One of the highlights was definitely Blue Pond, in Biei which was pretty amazing to see.
I have to admit, I didn’t exactly expect what I saw in the outlying towns. I mean, it is certainly beautiful, even in places which have undergone massive declines, the scenery is still amazing. Snow capped mountain ranges and volcanoes, unlike any landforms we see in Australia.
But, the state of decay in parts is unmistakable. Villages with 90% of buildings either empty, boarded up or collapsed, some looked to have been that way for decades. Here’s Sally pictured below in an abandoned school in Yubari.
I didn’t expect there to be so much ruin. I’d always pictured Japan as this vibrant, techy society, but the further out you get from the cities the more you get to see the contrast of society.
Small villages and towns dotted all over the place, where the elderly generations are the only ones who remain.
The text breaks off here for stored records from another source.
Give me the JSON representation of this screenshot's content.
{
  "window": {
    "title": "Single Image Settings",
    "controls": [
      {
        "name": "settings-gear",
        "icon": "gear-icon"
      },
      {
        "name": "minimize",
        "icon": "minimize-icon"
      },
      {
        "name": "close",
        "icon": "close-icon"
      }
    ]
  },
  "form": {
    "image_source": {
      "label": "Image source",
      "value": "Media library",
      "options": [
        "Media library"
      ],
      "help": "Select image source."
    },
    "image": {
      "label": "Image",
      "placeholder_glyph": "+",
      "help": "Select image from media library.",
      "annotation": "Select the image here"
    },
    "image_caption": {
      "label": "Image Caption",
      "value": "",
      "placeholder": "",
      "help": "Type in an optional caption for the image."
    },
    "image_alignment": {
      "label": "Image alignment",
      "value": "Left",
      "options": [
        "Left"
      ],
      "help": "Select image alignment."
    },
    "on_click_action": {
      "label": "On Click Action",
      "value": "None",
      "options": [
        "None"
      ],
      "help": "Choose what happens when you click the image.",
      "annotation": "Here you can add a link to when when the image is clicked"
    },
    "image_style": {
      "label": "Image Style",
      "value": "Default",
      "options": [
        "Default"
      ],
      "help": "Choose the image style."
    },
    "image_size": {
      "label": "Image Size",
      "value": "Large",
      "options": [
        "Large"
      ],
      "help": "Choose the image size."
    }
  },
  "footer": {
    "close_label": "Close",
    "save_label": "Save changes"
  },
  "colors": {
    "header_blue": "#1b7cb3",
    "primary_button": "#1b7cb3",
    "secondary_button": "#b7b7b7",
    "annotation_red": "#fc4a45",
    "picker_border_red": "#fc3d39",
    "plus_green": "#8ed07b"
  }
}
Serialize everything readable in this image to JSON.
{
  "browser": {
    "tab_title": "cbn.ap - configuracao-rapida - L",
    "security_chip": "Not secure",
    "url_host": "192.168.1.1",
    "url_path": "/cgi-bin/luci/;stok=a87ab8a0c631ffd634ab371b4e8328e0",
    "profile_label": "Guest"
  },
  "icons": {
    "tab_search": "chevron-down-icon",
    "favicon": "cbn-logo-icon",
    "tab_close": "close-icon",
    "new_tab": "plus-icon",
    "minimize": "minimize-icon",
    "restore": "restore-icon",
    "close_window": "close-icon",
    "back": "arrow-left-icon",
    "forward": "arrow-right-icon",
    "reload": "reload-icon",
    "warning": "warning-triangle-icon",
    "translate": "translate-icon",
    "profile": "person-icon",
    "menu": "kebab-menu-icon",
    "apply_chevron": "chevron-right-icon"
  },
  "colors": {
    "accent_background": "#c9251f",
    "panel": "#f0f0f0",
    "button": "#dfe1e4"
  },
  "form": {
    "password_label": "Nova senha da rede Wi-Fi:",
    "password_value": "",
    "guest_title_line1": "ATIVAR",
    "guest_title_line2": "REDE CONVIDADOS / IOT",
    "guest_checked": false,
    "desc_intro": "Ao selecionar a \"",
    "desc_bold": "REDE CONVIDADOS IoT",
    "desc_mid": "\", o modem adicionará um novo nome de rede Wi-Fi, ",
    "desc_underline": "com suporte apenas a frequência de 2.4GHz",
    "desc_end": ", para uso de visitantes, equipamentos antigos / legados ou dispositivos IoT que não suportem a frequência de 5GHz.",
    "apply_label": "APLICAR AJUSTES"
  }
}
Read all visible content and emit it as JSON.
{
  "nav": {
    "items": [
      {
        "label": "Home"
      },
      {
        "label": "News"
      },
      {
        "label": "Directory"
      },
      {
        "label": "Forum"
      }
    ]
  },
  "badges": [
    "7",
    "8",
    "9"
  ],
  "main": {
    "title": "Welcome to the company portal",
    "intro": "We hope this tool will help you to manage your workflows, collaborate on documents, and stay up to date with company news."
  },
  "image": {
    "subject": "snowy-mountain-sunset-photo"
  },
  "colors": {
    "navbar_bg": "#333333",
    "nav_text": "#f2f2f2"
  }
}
In some cases, you could be forgiven for thinking no one is there at all.
After what is easily the longest blog post I’ve done to date, I feel like there is so much I’m leaving out so I think I’ll wrap part one up for now and work towards more of the same as it comes to mind.
I’ve still got more galleries to share, more to shoot, more blog posts to publish and an evergrowing list of projects in the works, so, If you’d like to stay up to date, be sure to sign up to the newsletter.